What the exercise asks. Please give the data again in full, exactly as it reads.

(Website and app data records)
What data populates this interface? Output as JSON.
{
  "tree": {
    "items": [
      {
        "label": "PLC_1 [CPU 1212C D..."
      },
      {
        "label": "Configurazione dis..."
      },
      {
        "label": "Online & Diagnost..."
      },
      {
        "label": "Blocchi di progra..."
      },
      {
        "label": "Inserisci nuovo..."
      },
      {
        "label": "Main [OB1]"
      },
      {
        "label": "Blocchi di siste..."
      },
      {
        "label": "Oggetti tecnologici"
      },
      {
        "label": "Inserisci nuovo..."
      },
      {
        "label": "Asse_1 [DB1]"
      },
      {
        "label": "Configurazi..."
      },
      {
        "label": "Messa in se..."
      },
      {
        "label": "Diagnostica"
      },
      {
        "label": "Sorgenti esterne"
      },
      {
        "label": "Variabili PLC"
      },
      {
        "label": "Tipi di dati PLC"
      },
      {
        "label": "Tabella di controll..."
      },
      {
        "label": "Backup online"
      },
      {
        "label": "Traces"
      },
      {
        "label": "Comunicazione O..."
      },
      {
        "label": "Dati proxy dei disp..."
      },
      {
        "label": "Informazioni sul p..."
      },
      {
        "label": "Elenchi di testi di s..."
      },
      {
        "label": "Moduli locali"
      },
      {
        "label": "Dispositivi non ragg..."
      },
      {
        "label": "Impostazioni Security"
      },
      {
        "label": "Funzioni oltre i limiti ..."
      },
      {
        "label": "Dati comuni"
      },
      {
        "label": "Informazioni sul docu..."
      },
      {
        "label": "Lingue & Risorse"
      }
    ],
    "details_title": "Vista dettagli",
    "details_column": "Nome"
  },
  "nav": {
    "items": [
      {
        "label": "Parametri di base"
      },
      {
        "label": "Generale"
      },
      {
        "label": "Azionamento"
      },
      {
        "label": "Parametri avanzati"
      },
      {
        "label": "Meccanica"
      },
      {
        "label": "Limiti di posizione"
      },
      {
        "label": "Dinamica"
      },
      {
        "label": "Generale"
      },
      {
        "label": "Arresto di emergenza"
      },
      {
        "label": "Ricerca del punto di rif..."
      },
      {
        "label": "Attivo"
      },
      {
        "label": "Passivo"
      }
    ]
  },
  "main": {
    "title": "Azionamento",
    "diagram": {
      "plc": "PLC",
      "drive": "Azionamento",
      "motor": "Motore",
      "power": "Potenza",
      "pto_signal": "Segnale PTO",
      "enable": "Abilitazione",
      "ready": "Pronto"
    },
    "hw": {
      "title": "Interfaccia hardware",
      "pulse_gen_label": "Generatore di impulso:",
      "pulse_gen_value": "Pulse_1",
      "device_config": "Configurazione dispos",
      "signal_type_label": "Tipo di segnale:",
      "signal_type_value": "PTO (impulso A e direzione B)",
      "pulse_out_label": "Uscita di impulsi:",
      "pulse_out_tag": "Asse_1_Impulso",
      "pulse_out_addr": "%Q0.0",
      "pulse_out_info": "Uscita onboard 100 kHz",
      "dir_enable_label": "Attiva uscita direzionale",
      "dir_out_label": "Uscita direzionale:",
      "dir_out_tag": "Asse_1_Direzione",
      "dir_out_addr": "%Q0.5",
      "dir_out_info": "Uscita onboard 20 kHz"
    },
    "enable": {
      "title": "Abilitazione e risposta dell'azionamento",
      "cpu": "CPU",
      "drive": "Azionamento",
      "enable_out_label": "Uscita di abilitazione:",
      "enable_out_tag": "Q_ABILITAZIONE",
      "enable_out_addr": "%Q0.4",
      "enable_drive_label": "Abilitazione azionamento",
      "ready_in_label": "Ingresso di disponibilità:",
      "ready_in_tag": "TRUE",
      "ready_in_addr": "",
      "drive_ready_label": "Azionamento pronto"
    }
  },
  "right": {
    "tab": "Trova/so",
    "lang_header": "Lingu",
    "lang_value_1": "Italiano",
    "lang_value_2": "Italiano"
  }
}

Response to this exercise.
What data populates this interface? Output as JSON.
{
  "tree": {
    "items": [
      {
        "label": "PLC_1 [CPU 1212C D..."
      },
      {
        "label": "Configurazione dis..."
      },
      {
        "label": "Online & Diagnost..."
      },
      {
        "label": "Blocchi di progra..."
      },
      {
        "label": "Inserisci nuovo..."
      },
      {
        "label": "Main [OB1]"
      },
      {
        "label": "Blocchi di siste..."
      },
      {
        "label": "Oggetti tecnologici"
      },
      {
        "label": "Inserisci nuovo..."
      },
      {
        "label": "Asse_1 [DB1]"
      },
      {
        "label": "Configurazi..."
      },
      {
        "label": "Messa in se..."
      },
      {
        "label": "Diagnostica"
      },
      {
        "label": "Sorgenti esterne"
      },
      {
        "label": "Variabili PLC"
      },
      {
        "label": "Tipi di dati PLC"
      },
      {
        "label": "Tabella di controll..."
      },
      {
        "label": "Backup online"
      },
      {
        "label": "Traces"
      },
      {
        "label": "Comunicazione O..."
      },
      {
        "label": "Dati proxy dei disp..."
      },
      {
        "label": "Informazioni sul p..."
      },
      {
        "label": "Elenchi di testi di s..."
      },
      {
        "label": "Moduli locali"
      },
      {
        "label": "Dispositivi non ragg..."
      },
      {
        "label": "Impostazioni Security"
      },
      {
        "label": "Funzioni oltre i limiti ..."
      },
      {
        "label": "Dati comuni"
      },
      {
        "label": "Informazioni sul docu..."
      },
      {
        "label": "Lingue & Risorse"
      }
    ],
    "details_title": "Vista dettagli",
    "details_column": "Nome"
  },
  "nav": {
    "items": [
      {
        "label": "Parametri di base"
      },
      {
        "label": "Generale"
      },
      {
        "label": "Azionamento"
      },
      {
        "label": "Parametri avanzati"
      },
      {
        "label": "Meccanica"
      },
      {
        "label": "Limiti di posizione"
      },
      {
        "label": "Dinamica"
      },
      {
        "label": "Generale"
      },
      {
        "label": "Arresto di emergenza"
      },
      {
        "label": "Ricerca del punto di rif..."
      },
      {
        "label": "Attivo"
      },
      {
        "label": "Passivo"
      }
    ]
  },
  "main": {
    "title": "Azionamento",
    "diagram": {
      "plc": "PLC",
      "drive": "Azionamento",
      "motor": "Motore",
      "power": "Potenza",
      "pto_signal": "Segnale PTO",
      "enable": "Abilitazione",
      "ready": "Pronto"
    },
    "hw": {
      "title": "Interfaccia hardware",
      "pulse_gen_label": "Generatore di impulso:",
      "pulse_gen_value": "Pulse_1",
      "device_config": "Configurazione dispos",
      "signal_type_label": "Tipo di segnale:",
      "signal_type_value": "PTO (impulso A e direzione B)",
      "pulse_out_label": "Uscita di impulsi:",
      "pulse_out_tag": "Asse_1_Impulso",
      "pulse_out_addr": "%Q0.0",
      "pulse_out_info": "Uscita onboard 100 kHz",
      "dir_enable_label": "Attiva uscita direzionale",
      "dir_out_label": "Uscita direzionale:",
      "dir_out_tag": "Asse_1_Direzione",
      "dir_out_addr": "%Q0.5",
      "dir_out_info": "Uscita onboard 20 kHz"
    },
    "enable": {
      "title": "Abilitazione e risposta dell'azionamento",
      "cpu": "CPU",
      "drive": "Azionamento",
      "enable_out_label": "Uscita di abilitazione:",
      "enable_out_tag": "Q_ABILITAZIONE",
      "enable_out_addr": "%Q0.4",
      "enable_drive_label": "Abilitazione azionamento",
      "ready_in_label": "Ingresso di disponibilità:",
      "ready_in_tag": "TRUE",
      "ready_in_addr": "",
      "drive_ready_label": "Azionamento pronto"
    }
  },
  "right": {
    "tab": "Trova/so",
    "lang_header": "Lingu",
    "lang_value_1": "Italiano",
    "lang_value_2": "Italiano"
  }
}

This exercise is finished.